(Interface dataset entries)
Start of Block
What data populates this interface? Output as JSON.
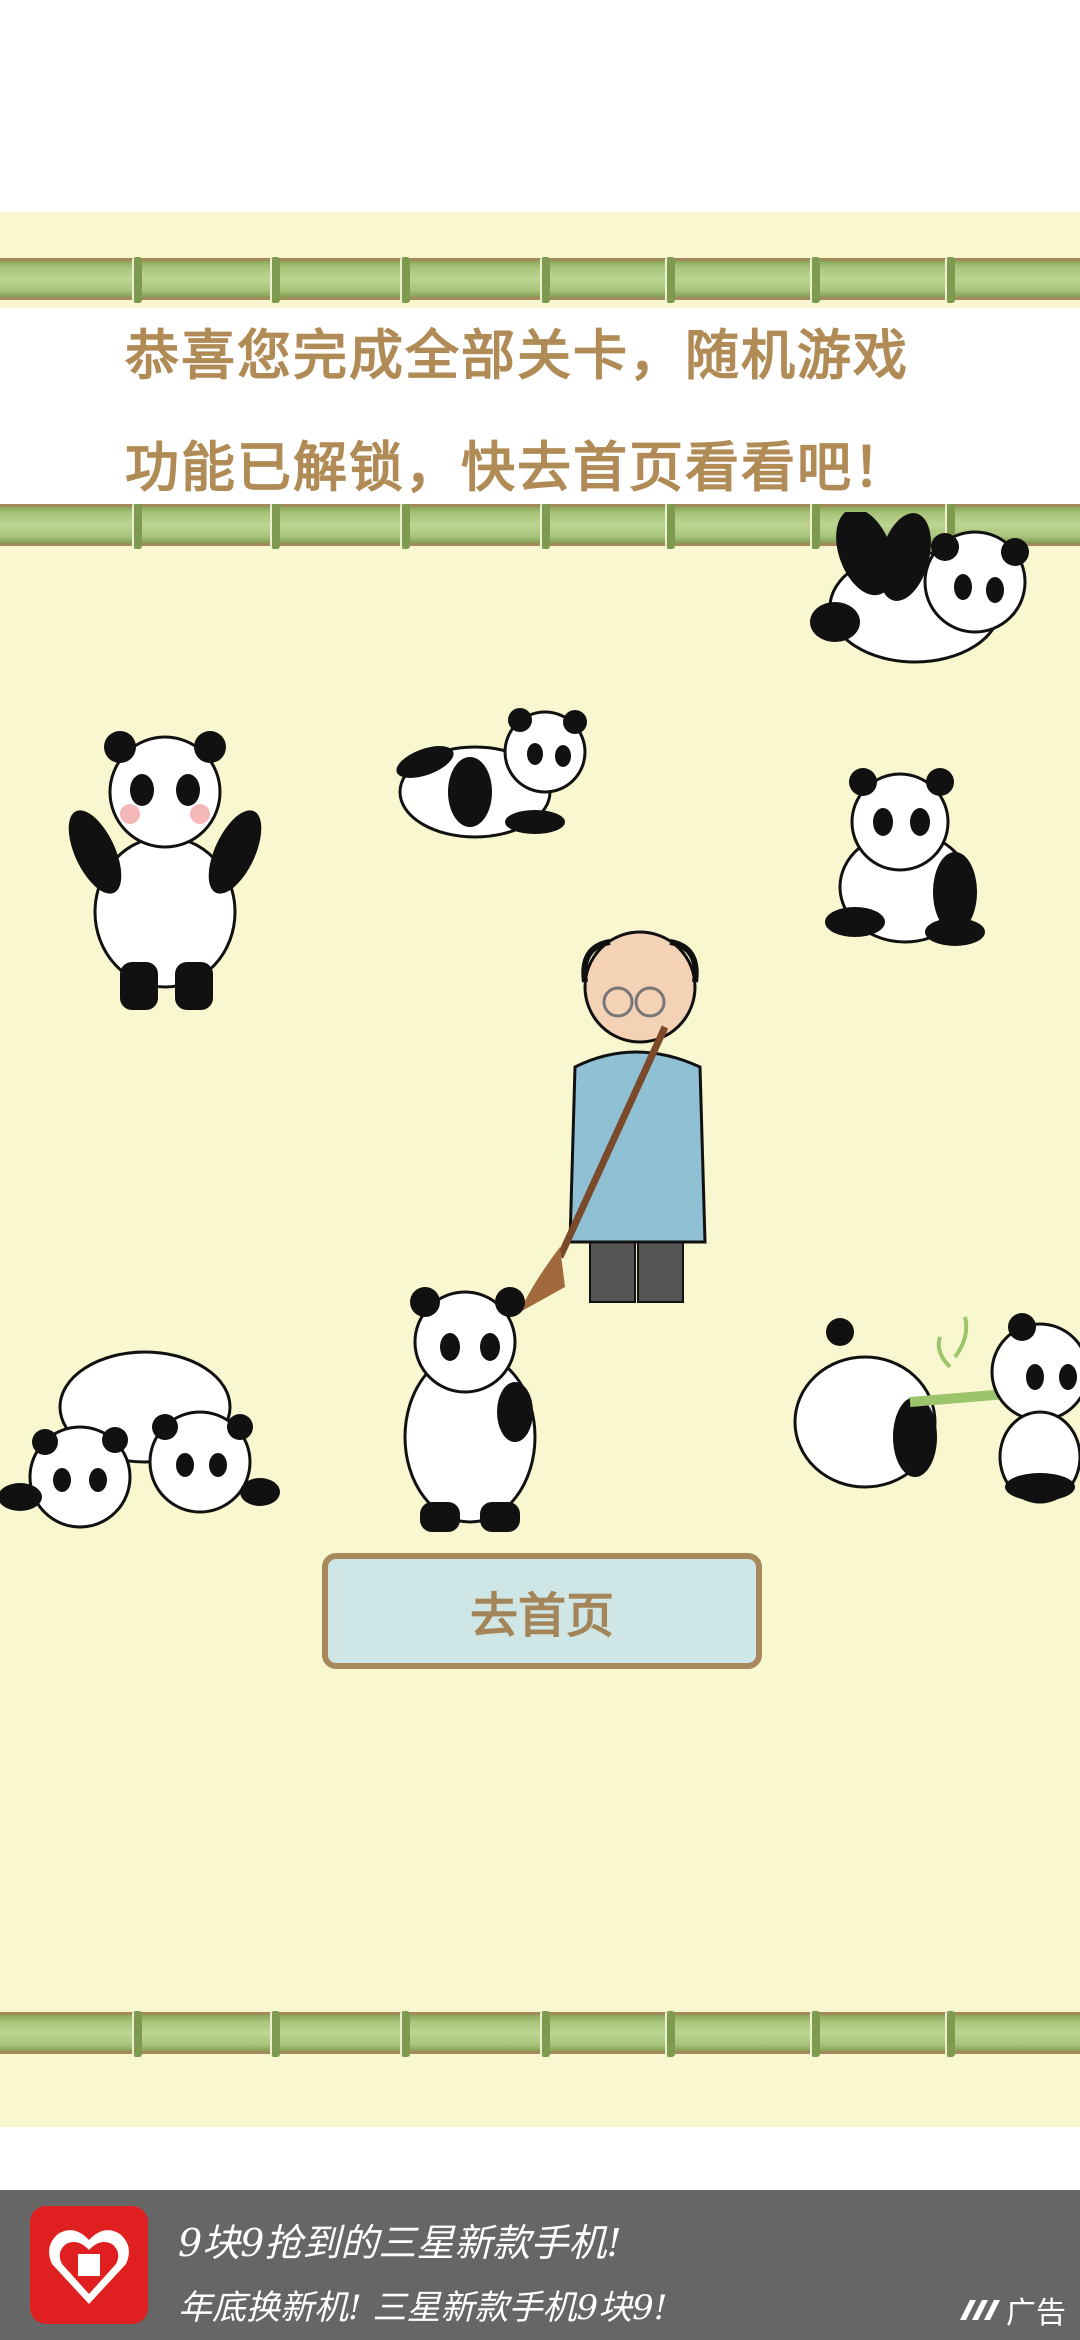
{
  "game": {
    "message_line1": "恭喜您完成全部关卡，随机游戏",
    "message_line2": "功能已解锁，快去首页看看吧！",
    "home_button_label": "去首页",
    "background_color": "#f8f7cf",
    "text_color": "#b08b56"
  },
  "ad": {
    "logo_icon": "pinduoduo-logo-icon",
    "line1": "9块9抢到的三星新款手机!",
    "line2": "年底换新机! 三星新款手机9块9!",
    "badge_label": "广告"
  }
}
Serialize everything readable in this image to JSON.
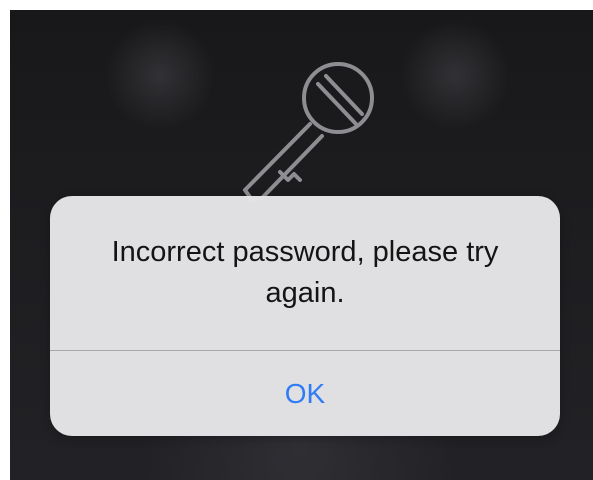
{
  "alert": {
    "message": "Incorrect password, please try again.",
    "ok_label": "OK"
  },
  "background": {
    "icon": "key-icon"
  },
  "colors": {
    "button_text": "#2f7cf6",
    "alert_background": "#e6e6e8",
    "screen_background": "#1d1d20"
  }
}
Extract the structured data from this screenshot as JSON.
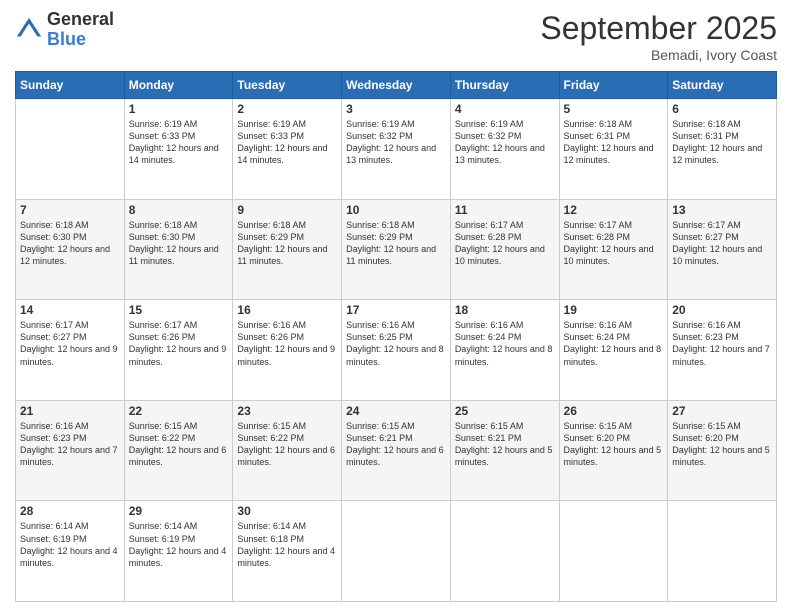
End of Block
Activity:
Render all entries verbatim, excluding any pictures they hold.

Result:
What data populates this interface? Output as JSON.
{
  "game": {
    "message_line1": "恭喜您完成全部关卡，随机游戏",
    "message_line2": "功能已解锁，快去首页看看吧！",
    "home_button_label": "去首页",
    "background_color": "#f8f7cf",
    "text_color": "#b08b56"
  },
  "ad": {
    "logo_icon": "pinduoduo-logo-icon",
    "line1": "9块9抢到的三星新款手机!",
    "line2": "年底换新机! 三星新款手机9块9!",
    "badge_label": "广告"
  }
}
Serialize everything readable in this image to JSON.
{
  "alert": {
    "message": "Incorrect password, please try again.",
    "ok_label": "OK"
  },
  "background": {
    "icon": "key-icon"
  },
  "colors": {
    "button_text": "#2f7cf6",
    "alert_background": "#e6e6e8",
    "screen_background": "#1d1d20"
  }
}
Extract the structured data from this screenshot as JSON.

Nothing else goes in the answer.